In fact, according to Garcia, there doesn’t appear to be any quick fix, and she says that the Government has a long way to go in addressing the issue, inclusive of the need to put in place the necessary administrative and legislative frameworks. According to Balderamos, this framework will be assembled with the goal of enabling government to pass laws to recognize communal land ownership in a way that does not impede or take away the rights of private landowners.
One of the bigger issues that came out of the discussions on Monday was concerns raised by several non-Mayan villages in the Toledo District a couple of weeks ago, regarding what they believe to be an increasing encroachment into their territory by Mayan villages. In her response to those claims, Minister Balderamos outrightly said that neither the Government nor the courts can force non-Mayan villages to accept communal land ownership, since it won’t apply due to their being non-Mayan.
“Now, if they are surrounded by Maya villages, then we would have to carve out a situation where the people of Manfredi and the people of Barranco can enjoy their land.
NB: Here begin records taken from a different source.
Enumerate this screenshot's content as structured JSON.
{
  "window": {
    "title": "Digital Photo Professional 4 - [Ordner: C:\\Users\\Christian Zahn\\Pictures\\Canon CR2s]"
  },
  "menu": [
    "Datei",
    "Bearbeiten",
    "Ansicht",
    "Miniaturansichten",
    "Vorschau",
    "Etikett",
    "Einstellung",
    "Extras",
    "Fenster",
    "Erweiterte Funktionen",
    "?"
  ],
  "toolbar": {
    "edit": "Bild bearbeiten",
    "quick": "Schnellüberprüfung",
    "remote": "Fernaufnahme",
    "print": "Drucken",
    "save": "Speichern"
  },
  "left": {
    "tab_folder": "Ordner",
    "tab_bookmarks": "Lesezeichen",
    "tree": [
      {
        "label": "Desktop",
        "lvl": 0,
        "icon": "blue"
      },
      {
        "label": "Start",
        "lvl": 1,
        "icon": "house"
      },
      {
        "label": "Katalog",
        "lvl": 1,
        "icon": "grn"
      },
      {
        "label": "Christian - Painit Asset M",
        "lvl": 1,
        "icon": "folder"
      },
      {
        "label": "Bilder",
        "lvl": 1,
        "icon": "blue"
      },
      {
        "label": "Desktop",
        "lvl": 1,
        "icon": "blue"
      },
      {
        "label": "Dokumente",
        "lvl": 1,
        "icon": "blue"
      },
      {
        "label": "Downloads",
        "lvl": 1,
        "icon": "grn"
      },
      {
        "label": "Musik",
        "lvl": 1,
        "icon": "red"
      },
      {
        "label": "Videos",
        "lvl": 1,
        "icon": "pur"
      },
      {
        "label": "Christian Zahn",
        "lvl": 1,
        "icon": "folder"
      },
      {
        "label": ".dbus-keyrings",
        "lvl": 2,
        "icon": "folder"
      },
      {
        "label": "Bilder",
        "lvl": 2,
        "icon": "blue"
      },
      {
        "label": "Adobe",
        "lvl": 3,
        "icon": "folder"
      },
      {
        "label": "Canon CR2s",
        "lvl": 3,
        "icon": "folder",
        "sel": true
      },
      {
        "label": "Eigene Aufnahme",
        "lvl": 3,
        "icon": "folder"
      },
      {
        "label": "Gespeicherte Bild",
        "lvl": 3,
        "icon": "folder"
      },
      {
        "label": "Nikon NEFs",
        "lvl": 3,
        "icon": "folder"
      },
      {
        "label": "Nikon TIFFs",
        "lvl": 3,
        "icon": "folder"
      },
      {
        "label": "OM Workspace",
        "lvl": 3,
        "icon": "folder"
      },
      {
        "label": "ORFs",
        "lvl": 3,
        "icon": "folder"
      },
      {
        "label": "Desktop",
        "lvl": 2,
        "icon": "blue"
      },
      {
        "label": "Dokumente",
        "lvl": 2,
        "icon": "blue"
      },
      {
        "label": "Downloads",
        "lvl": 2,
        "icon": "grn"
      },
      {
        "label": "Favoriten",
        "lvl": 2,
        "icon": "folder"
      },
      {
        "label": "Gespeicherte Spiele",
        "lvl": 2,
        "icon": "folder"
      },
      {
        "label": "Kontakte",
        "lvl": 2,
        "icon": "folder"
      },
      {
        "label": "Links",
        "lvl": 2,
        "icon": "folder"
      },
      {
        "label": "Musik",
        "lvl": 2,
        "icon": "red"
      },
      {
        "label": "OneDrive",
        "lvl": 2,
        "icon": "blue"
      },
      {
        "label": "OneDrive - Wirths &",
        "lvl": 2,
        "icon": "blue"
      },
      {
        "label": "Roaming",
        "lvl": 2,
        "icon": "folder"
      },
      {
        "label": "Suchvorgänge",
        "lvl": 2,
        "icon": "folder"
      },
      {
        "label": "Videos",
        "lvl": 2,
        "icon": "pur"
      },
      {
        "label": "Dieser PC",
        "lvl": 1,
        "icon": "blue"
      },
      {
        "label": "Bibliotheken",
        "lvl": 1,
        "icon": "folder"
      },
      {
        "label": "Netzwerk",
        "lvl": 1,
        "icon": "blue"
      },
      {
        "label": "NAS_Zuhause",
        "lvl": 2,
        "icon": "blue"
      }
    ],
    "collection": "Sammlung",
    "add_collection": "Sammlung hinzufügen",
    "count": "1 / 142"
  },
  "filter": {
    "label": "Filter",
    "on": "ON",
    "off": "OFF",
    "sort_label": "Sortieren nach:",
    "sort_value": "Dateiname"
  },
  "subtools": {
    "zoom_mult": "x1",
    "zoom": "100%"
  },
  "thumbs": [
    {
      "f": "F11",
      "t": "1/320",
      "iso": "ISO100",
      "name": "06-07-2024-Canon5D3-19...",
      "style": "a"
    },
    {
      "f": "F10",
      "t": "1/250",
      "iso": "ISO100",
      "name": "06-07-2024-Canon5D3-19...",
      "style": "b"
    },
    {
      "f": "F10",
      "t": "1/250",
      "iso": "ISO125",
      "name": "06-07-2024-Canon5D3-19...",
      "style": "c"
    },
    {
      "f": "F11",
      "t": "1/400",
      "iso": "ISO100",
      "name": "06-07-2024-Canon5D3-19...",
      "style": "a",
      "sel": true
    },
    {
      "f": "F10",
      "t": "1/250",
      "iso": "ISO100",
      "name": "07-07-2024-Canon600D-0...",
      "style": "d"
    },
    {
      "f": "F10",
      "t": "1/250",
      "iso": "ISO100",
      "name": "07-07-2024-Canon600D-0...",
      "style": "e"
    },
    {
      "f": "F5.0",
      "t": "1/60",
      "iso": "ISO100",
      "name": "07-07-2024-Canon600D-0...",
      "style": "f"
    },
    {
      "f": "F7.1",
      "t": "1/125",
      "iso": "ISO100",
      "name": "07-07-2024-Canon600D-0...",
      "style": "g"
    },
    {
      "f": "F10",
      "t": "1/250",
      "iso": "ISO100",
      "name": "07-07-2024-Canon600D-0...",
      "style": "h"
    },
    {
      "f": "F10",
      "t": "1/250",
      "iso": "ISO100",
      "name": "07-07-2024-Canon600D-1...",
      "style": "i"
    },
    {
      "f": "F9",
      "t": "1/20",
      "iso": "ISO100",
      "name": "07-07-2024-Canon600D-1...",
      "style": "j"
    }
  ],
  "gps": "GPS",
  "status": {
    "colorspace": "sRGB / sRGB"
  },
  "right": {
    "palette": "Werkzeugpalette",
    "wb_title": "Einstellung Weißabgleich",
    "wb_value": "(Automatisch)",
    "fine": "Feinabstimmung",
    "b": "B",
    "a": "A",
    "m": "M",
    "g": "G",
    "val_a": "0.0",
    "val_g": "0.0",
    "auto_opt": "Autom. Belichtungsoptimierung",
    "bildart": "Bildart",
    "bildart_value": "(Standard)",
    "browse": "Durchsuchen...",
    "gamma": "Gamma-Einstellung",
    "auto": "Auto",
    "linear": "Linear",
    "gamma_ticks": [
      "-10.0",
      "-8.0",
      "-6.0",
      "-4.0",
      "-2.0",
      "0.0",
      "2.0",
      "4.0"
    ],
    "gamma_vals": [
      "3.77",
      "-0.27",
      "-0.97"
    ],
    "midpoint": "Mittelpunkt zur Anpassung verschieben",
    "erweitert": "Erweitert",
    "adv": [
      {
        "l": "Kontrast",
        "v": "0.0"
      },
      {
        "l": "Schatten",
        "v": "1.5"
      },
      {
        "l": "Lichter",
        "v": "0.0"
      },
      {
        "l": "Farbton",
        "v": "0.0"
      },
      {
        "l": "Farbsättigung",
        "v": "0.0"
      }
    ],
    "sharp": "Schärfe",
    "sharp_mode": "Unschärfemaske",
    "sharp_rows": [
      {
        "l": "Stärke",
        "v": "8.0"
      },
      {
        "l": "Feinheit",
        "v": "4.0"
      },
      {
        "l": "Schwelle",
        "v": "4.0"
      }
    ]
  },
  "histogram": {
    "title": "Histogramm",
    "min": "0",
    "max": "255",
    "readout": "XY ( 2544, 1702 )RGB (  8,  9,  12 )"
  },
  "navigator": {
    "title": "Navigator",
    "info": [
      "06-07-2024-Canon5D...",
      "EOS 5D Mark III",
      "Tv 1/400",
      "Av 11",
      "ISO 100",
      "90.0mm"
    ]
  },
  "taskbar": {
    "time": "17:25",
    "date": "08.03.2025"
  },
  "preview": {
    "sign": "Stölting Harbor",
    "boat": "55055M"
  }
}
And so there have been some misconceptions, and that is why we have to disabuse the notion, or the misconceptions that are there. The government is committed to making sure that all Belizeans enjoy a piece of our country,” said Balderamos.
Balderamos also set the record straight by saying that Mayan villages cannot claim Communal Land Rights to privately owned lands, and that the Government also wields the power to place a limit on how much land Mayan villages who have accepted the communal land ruling can claim. Balderamos reiterated that, while it is a sticky topic to address, and the outcome might not sit well with some of the parties involved, the ultimate goal of the Government is to protect the rights of all Belizeans, and to accommodate everyone who lives in the Toledo District.
The meeting also saw the participation of Senior Counsel Marshalleck, Commissioner of Indigenous Affairs, Greg Choc, and other relevant personnel from the Ministry of Indigenous People’s Affairs.